Foreigners in Japan on long-term visas (i.e., not tourists) already have to carry "Alien Registration Cards" with them at all times. And those who overstay their visas already face harsh treatment, including detainment or deportation.
So this shouldn't particularly bother me, but somehow, it does. The Asahi Shimbun reports:
To clamp down on illegal foreigners, a ruling party subcommission on Wednesday recommended that alien registration cards contain integrated circuit (IC) chips that can store personal information.The Japan Times adds some more information on the new ID chips:
The plan is intended to enable police and immigration authorities to jointly block illegal entry and more effectively track down those whose visas have expired. The IC chips will also help to prevent forgeries.
The information of the cardholder, including name, nationality, address and visa status, will be controlled at the Intelligence Center, which the government plans to establish.
The LDP and the government claim the new policy is aimed at preventing terrorism and crime.And then there's this, from Kyodo News:
But the new system, which is intended to replace the Certificate of Alien Registration, or "gaijin card," foreigners are currently required to carry, is likely to raise concerns about information sharing between immigration and police authorities.
...As usual, the holder will be required to report any change of address. But they will also be required to obtain permission from the government to change jobs.
Japan plans to expand fingerprinting requirements for foreigners not only upon entry into the country but upon departure as well, as part of crime prevention measures, ruling party lawmakers said Wednesday. The government and the Liberal Democratic Party reached the agreement at a session of the party's panel on foreigners staying illegally in Japan.I wonder how many foreign criminal suspects try to flee Japan under a fake name each year. Surely it can't be more than a few. Yet these new rules will affect many thousands of foreigners. At the same time, they'll do nothing to help catch Japanese criminals, who are responsible for the vast majority of crime in Japan. As Asia Times Online reported last November:

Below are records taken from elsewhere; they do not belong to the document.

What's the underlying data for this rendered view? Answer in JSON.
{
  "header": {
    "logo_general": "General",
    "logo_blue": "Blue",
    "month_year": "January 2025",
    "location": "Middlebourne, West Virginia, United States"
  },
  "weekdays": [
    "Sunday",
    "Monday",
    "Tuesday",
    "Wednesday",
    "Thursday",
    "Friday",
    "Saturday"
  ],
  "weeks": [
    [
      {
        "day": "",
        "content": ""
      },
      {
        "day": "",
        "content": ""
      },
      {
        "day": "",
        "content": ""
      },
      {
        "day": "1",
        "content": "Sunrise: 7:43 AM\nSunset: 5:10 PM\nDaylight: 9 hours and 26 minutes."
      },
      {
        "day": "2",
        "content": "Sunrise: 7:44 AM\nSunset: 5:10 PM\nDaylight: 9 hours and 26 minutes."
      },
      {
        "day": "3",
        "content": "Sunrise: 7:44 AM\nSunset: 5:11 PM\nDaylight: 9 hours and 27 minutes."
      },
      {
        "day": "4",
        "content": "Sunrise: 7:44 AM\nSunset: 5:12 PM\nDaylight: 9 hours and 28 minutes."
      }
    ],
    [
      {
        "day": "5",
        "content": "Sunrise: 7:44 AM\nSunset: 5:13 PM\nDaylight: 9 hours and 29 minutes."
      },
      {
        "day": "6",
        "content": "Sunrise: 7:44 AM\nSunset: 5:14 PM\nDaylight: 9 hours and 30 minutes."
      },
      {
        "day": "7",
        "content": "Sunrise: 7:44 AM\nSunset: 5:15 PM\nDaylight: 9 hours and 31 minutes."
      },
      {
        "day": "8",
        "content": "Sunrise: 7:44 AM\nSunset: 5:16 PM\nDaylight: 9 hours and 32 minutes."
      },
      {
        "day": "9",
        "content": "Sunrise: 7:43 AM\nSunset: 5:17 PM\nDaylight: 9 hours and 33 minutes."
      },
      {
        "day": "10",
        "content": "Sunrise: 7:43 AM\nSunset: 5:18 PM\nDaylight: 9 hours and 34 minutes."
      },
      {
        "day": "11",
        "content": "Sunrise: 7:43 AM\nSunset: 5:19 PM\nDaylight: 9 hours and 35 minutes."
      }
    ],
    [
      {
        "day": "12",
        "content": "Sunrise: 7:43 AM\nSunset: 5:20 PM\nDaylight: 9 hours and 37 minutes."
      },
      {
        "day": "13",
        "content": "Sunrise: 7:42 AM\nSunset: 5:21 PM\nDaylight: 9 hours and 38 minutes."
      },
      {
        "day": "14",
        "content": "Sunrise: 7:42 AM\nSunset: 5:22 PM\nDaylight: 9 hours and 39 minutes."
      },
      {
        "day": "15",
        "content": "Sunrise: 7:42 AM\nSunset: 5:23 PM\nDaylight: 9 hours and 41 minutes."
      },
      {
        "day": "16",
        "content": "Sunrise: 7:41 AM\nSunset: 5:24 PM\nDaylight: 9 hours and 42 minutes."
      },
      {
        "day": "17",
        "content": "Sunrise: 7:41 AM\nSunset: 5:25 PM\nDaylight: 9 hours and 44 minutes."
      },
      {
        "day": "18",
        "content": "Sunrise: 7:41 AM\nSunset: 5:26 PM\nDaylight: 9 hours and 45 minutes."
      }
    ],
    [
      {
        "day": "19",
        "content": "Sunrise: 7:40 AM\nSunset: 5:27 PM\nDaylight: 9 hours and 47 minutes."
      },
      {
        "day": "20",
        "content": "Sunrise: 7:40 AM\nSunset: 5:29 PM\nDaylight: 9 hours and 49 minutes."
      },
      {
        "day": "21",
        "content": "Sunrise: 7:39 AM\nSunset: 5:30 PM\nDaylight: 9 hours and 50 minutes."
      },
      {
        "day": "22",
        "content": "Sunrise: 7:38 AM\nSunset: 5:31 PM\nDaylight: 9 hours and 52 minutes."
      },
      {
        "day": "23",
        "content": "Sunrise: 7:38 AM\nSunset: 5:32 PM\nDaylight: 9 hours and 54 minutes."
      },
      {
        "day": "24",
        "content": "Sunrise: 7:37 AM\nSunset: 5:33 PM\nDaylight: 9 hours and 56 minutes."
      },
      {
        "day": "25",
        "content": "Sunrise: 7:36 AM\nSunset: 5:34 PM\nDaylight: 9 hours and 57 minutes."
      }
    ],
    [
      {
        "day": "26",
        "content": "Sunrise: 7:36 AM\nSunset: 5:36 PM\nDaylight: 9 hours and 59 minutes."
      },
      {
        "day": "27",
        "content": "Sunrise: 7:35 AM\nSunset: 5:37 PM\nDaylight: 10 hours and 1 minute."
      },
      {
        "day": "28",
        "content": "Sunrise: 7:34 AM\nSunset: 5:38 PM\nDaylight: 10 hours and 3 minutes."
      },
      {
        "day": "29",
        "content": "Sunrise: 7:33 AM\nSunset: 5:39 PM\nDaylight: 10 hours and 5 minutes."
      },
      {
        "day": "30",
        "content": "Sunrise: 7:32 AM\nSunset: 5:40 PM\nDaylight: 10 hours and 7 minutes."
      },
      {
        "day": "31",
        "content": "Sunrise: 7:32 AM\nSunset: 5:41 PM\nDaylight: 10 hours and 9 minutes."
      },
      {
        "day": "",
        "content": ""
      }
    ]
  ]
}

Lawmakers said those with special permanent residency, including Korean residents in Japan, will be exempt from the measure. The latest move is aimed at preventing foreigners who are suspects in criminal cases in Japan from fleeing to a third country under an assumed identity, the lawmakers said.
Over the past two decades, crimes committed by foreigners have never exceeded about 4% of all crime in Japan, and typically the yearly average has been between 2% and 3%. Foreigners currently make up just over 1% of Japan's total population, so they are only slightly over-represented in the figures. Despite this, the police, lawmakers and the media have focused on foreign crime as if it were one of the most serious issues facing Japan. For example, five of the 16 annual Police White Paper policy reports published between 1987 and 2003 took crimes committed by foreigners as their main theme.And actually, the claim that foreigners are overrepresented in the crime statistics is misleading. Roughly one-third of foreigner "crimes" are simple visa violations a relatively low-key offense that Japanese, by definition, cannot commit.
I still think Japan's a great place to live, but I'm just not feeling a whole lot of that famous Japanese hospitality right now.